Can you tell us about a favourite fairy tale you have worked with for one of your stories? Was it a retelling or a re-imagining or a new story with the skeletons of past tales?
Argh, so many. The tales in their simplest forms leave so many questions unanswered. If you try to make sense out of their elements, they don’t work and you’re forced into creative conjecture to fill in the gaps. By way of example, Beauty and the Beast I seem to play with endlessly. I have written a novel-length version of it, and several short stories. Why was he cursed really? If he was that awful, that a fairy was minded to sock him with an impossible curse and lock him away in isolation from society, how is it possible he could be rehabilitated? What if he can’t be? Or, if he wasn’t that awful, why was he cursed? What would happen if Beauty’s family refused to give her up? If Beauty really does fall in love with him, how does she feel when he transforms back into a man?

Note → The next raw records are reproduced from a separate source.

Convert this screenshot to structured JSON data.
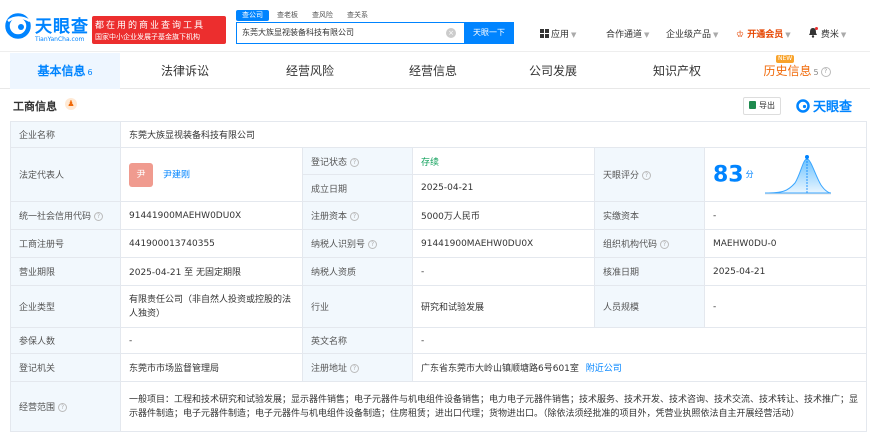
{
  "brand": {
    "name": "天眼查",
    "domain": "TianYanCha.com"
  },
  "slogan": {
    "line1": "都在用的商业查询工具",
    "line2": "国家中小企业发展子基金旗下机构"
  },
  "search": {
    "tabs": [
      "查公司",
      "查老板",
      "查风险",
      "查关系"
    ],
    "value": "东莞大族显视装备科技有限公司",
    "clear_label": "×",
    "button_label": "天眼一下"
  },
  "header_nav": {
    "apps": "应用",
    "partner": "合作通道",
    "enterprise": "企业级产品",
    "vip": "开通会员",
    "user": "费米"
  },
  "tabs": [
    {
      "label": "基本信息",
      "count": "6"
    },
    {
      "label": "法律诉讼",
      "count": ""
    },
    {
      "label": "经营风险",
      "count": ""
    },
    {
      "label": "经营信息",
      "count": ""
    },
    {
      "label": "公司发展",
      "count": ""
    },
    {
      "label": "知识产权",
      "count": ""
    },
    {
      "label": "历史信息",
      "count": "5",
      "tag": "NEW"
    }
  ],
  "section": {
    "title": "工商信息",
    "export_label": "导出",
    "brand_label": "天眼查"
  },
  "info": {
    "company_name_label": "企业名称",
    "company_name": "东莞大族显视装备科技有限公司",
    "legal_rep_label": "法定代表人",
    "legal_rep_avatar": "尹",
    "legal_rep": "尹建刚",
    "reg_status_label": "登记状态",
    "reg_status": "存续",
    "founded_label": "成立日期",
    "founded": "2025-04-21",
    "score_label": "天眼评分",
    "score": "83",
    "score_unit": "分",
    "credit_code_label": "统一社会信用代码",
    "credit_code": "91441900MAEHW0DU0X",
    "reg_capital_label": "注册资本",
    "reg_capital": "5000万人民币",
    "paid_capital_label": "实缴资本",
    "paid_capital": "-",
    "reg_no_label": "工商注册号",
    "reg_no": "441900013740355",
    "taxpayer_id_label": "纳税人识别号",
    "taxpayer_id": "91441900MAEHW0DU0X",
    "org_code_label": "组织机构代码",
    "org_code": "MAEHW0DU-0",
    "term_label": "营业期限",
    "term": "2025-04-21 至 无固定期限",
    "taxpayer_qual_label": "纳税人资质",
    "taxpayer_qual": "-",
    "approval_label": "核准日期",
    "approval": "2025-04-21",
    "type_label": "企业类型",
    "type": "有限责任公司（非自然人投资或控股的法人独资）",
    "industry_label": "行业",
    "industry": "研究和试验发展",
    "staff_label": "人员规模",
    "staff": "-",
    "insured_label": "参保人数",
    "insured": "-",
    "en_name_label": "英文名称",
    "en_name": "-",
    "authority_label": "登记机关",
    "authority": "东莞市市场监督管理局",
    "address_label": "注册地址",
    "address": "广东省东莞市大岭山镇顺塘路6号601室",
    "nearby_label": "附近公司",
    "scope_label": "经营范围",
    "scope": "一般项目：工程和技术研究和试验发展；显示器件销售；电子元器件与机电组件设备销售；电力电子元器件销售；技术服务、技术开发、技术咨询、技术交流、技术转让、技术推广；显示器件制造；电子元器件制造；电子元器件与机电组件设备制造；住房租赁；进出口代理；货物进出口。（除依法须经批准的项目外，凭营业执照依法自主开展经营活动）"
  },
  "colors": {
    "accent": "#0084ff",
    "alert": "#ec2e2e",
    "active": "#12a15c",
    "history": "#f06a0a"
  }
}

I’m also fascinated by the way certain motifs seem to keep appearing in different tales. The curse – that typically can only be broken by a love-token like a kiss or promise of marriage. The high hedge sequestering someone from the world, be it a beast or a sleeping princess. The something lurking at the heart of a forest.
Cinderella, is another favourite. It’s probably one of the most overused tales, but it has such a compelling story premise at its heart, and there are so many ways you can spin it. I’m shopping around a dark, novella-length version at the moment, told from the perspective of Prince Charming’s male lover, and I’m writing a YA novel length retelling in which faking her father’s death is only the first act of desperate cunning my Macgyver-like Cinderella has had to resort to in order to foil a dastardly plot.
If you could invite three fairy tale characters to dinner, who would it be? And why?
I can’t help feeling that would be a dangerous thing to do. One only has to look at the cautionary tale of Sleeping Beauty to understand the perils of leaving someone off the guest list. However, I will brave the possibility of being sent to sleep for a century, and, having raised the issue of problematic guest lists, I think I would invite Princess Amethyst (Amy to her friends) from M.M. Kaye’s The Ordinary Princess, because she seems lovely and is basically responsible for my deep abiding sense that proper fairy tale princesses would rather climb trees and live in the woods than sit in towers guarded by dragons and do embroidery. I’d also invite Tatterhood, because she’s so much her own person and I’d love to find out more about her. And perhaps Little Red Riding Hood’s grandmother, because I’d love to know why a little old lady was living out in the woods on her own.